The Liberation Party of Nigeria (LiP), a socio-political group, has called for a reduction in salaries and emoluments of politicians in Nigeria to fund the new minimum wage.
Idowu Awopetu, Chairman of LiP, said since the signing of the new minimum wage into law, there have been moves in some quarters to sell government properties in order to fund the new minimum wage.
Awopetu added that selling government assets to fund minimum wage wouldn't be sustainable.
He said: “The country has gone through this route of selling government assets some years ago.

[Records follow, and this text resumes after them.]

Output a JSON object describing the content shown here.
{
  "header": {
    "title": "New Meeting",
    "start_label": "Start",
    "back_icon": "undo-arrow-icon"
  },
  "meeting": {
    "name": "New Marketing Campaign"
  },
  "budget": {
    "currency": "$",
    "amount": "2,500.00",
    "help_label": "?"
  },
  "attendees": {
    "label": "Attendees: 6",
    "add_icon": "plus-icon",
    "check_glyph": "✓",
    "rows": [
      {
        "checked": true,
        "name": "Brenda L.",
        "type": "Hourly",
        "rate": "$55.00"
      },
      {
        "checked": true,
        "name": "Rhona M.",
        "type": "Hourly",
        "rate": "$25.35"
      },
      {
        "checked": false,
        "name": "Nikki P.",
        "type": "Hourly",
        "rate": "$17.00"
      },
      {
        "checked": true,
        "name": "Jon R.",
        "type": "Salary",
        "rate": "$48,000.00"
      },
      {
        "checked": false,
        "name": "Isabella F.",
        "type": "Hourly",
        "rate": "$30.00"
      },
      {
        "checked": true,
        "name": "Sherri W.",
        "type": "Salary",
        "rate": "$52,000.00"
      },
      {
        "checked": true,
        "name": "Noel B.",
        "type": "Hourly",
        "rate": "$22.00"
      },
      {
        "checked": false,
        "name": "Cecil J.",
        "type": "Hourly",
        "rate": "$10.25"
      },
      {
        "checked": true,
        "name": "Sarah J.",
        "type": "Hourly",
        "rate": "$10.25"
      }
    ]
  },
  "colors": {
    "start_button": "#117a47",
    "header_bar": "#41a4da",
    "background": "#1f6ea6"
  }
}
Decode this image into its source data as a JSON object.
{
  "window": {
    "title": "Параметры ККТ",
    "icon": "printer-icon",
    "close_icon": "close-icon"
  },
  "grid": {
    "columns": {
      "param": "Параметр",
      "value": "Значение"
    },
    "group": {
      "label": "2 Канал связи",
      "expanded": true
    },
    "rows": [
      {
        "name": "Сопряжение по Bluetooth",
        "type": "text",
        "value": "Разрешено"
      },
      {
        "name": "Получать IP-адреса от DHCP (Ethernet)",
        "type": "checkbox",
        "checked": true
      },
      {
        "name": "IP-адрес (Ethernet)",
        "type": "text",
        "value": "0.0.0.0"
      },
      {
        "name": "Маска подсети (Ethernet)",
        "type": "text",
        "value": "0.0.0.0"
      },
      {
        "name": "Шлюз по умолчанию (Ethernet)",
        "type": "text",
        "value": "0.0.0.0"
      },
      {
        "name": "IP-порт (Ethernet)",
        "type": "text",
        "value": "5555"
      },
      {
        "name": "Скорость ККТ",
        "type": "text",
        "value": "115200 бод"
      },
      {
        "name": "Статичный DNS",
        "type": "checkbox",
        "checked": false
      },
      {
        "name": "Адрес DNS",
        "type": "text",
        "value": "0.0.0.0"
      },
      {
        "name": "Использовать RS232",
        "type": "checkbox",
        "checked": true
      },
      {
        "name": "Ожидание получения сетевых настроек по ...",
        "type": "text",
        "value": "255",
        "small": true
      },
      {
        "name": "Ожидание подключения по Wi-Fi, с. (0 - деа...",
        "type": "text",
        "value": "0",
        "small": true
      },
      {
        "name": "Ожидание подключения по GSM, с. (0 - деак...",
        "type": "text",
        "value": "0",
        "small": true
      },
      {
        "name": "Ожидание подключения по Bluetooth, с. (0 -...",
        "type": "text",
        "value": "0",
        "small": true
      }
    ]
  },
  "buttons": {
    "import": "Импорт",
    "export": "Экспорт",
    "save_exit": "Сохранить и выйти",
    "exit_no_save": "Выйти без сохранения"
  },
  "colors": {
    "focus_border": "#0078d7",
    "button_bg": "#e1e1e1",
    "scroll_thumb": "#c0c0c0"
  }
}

The outcome was to enrich the political class; most of the privatised companies were never turned around.
"The sale of government assets, such as the Nigerian National Petroleum Corporation (NNPC), should not even be contemplated based on the importance of oil in the country’s development calculus.
“There exist other frameworks such as commercialization that can make state-owned enterprises to be effective and efficient."
Awopetu suggested that running a transparent government and making the country not conducive for corruption would provide funds to pay the minimum wage.
He also proposed deduction in the emoluments of politicians, which he sajd would make funds available for the country.
“The issue is to have robust and transparent governance that would fight corruption, thievery and outright looting of the treasury to preserve or utilize such funds for the benefit of all Nigerians,” he said.
Awopetu continued: “More still, the unsustainable emoluments of politicians, which currently consumes upward of 20% of the national budget, needs whittling down and aligned with general emolument.
“The Liberation Party of Nigeria (LiP) is committed to operating an economy in which the private sector will be allowed to participate in the economy as much as will be necessary, but at no point shall the role of the private sector be allowed to conflict with the need for social equality, welfare and national sovereignty.
“It is our view that to generate additional revenue, the government should block the looting of the economy, reform the tax administrative system so that the rich can pay more tax; monetize oil receipts at N360.00-U$ to the government; reduce or eliminate waivers, incentives and exemptions thereby increasing revenue for the government."
He cautioned the government against increasing “VAT from 5% to 7.5%,” stating that it “will hurt the populace, and while it may bring additional revenue to states, will ultimately discourage investment particularly at this point when diversification of the economy is crucial, and unemployment is very high".
He also called for massive investment in social programmes, while calling on the government to implement policies that would change the structure of the economy from that of consumption to production.